State the count of lines below in which the word "this" appears, and add nothing.
----- Excerpted records -----
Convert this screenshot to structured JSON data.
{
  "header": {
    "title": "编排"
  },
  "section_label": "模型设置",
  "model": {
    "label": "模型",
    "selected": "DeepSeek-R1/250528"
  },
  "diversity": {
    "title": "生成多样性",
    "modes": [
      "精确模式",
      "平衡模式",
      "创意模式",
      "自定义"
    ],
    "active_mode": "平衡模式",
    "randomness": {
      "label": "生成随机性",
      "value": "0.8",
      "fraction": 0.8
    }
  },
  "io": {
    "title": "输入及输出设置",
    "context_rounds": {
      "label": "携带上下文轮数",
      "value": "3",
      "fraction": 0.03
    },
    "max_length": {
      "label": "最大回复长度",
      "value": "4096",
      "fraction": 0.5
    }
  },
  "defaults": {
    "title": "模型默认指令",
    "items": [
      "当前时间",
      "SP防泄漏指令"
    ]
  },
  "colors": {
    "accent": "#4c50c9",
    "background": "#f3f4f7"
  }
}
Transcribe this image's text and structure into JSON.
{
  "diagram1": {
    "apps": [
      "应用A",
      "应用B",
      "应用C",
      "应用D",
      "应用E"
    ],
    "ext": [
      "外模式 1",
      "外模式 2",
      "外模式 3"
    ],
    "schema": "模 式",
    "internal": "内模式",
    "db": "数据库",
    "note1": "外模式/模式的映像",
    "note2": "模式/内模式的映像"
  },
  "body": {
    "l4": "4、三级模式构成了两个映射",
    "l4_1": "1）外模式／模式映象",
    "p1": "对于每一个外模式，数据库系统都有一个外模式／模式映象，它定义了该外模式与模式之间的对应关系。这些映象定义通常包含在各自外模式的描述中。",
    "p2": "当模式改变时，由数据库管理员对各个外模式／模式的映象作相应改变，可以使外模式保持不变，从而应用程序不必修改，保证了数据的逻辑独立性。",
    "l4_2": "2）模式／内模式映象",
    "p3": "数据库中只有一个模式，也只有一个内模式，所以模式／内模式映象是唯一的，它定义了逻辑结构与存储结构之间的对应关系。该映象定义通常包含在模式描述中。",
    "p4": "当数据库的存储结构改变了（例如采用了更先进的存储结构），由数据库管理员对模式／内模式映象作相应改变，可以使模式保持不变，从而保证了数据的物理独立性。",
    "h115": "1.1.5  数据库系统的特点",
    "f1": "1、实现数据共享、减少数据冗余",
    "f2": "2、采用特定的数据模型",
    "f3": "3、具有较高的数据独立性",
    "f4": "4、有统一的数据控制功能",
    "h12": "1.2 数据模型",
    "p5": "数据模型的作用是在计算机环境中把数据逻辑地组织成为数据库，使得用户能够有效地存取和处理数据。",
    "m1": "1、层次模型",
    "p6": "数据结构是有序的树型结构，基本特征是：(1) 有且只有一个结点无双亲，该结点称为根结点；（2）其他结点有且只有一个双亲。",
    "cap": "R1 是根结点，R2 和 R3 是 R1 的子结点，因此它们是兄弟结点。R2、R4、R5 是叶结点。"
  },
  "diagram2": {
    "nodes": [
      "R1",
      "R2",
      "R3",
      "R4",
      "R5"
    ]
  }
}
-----
*Reply*
2